		#if (gameName == "A")
		haxe.macro.Compiler.include("package");
		#end
	}
}

I have added the function

public static function init() {
	#if (gameName == "A")
haxe.macro.Compiler.include("***.symbols");
	#end
}

in the class MyClass where all the imports are made, but I don’t know how to add

--macro MyClass.init()

because the panel Compiler Options -> Additional Options in HaxeDevelop does not allow to add anything, and if I add it directly in the .hxproj it ignores and removes it

EDIT: ok, maybe I have found the right way to add the option in the hxproj, but now I am probably setting the wrong relative path… :neutral_face:

You only have a .hxproj, no HXML file? Personally I would avoid that, makes you very IDE-dependent and you can’t even easily build from the command line. FD can work with HXML files too.

Well, in the bin/html5/haxe folder there are debug.hxml and release.hxml, I suppose they are imported by the template project, so the base versions must be somewh… here they are

HaxeToolkit\haxe\lib\openfl\8,9,2\assets\templates\html5\hxml\debug.hxml
HaxeToolkit\haxe\lib\openfl\8,9,2\assets\templates\html5\hxml\release.hxml

Do I have to inject the instruction to run .init() in here?

Oh, if it’s an OpenFL project, the .hxproj file is pretty irrelevant. In that case, all the build arguments are in your project.xml. Something like this should work:

<haxeflag name="--macro" value="Macro.init()" />

You should not be editing the hxml files generated by Lime, they will just be overwritten during the next build.

Oh, yes, I mean to inject in the template.
Well, if I can do it in the project.xml it is perfect, but I have the same problem:
how do I specify the path to MyClass.init()?
The source path

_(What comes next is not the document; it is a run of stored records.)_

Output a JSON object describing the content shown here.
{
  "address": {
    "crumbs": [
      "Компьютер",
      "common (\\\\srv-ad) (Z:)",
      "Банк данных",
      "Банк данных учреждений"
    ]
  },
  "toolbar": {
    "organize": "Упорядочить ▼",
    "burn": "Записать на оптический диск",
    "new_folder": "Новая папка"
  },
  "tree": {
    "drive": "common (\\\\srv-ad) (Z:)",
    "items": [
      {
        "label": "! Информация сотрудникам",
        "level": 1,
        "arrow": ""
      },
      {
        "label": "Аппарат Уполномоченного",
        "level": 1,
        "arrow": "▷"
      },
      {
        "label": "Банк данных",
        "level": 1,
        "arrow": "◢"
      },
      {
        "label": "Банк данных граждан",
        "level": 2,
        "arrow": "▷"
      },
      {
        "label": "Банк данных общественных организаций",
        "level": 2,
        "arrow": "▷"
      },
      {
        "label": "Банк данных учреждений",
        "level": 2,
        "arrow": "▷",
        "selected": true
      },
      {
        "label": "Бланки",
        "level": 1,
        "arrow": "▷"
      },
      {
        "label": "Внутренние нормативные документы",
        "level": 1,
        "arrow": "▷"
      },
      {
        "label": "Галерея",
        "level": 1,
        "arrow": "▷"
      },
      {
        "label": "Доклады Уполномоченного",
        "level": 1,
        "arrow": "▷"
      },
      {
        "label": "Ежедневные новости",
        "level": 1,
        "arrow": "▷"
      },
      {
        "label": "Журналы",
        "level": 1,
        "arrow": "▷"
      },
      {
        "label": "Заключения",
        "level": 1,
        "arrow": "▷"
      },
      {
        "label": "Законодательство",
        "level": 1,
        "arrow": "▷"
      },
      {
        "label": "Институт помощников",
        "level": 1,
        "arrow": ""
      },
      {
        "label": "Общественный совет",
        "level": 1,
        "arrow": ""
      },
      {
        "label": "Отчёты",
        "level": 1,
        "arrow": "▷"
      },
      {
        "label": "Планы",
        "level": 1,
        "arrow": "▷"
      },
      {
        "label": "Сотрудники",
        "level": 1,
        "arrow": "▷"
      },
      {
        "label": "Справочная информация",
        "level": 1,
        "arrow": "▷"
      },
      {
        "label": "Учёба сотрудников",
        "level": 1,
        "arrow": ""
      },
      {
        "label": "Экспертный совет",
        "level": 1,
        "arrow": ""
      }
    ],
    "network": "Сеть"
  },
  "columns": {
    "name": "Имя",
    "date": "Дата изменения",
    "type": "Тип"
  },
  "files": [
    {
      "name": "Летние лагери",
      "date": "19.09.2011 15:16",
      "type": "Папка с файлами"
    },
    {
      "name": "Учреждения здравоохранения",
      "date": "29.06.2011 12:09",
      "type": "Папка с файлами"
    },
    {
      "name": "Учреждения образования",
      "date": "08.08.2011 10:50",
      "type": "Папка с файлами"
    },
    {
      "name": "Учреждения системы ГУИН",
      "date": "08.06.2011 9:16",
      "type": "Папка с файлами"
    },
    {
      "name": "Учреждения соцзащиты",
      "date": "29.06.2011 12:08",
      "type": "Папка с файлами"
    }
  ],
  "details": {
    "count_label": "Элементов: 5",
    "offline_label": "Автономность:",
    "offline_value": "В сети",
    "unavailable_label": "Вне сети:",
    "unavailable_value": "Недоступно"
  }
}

<source path="..\..\..\..\Library\Base" />

is the root, but I have to reach MyClass, that is in a subfolder
If I put Macro.hx in the root it works, but I need to add the includes in the specific class to centralize everything.
This really looks like a noob problem… I’m feeling sad :expressionless:

The path isn’t relevant here, the package is, just like when you import a type. If there’s package my.pack; in Macro.hx, it’d be my.pack.Macro.init().

I know, it is exactly what I did, but I get these errors

:sweat_smile:

The init function is identical, I just added the package path before MyClass.init() in project.xml

Hm, maybe something else comes across it for some reason… does it help to surround the module in #if macro?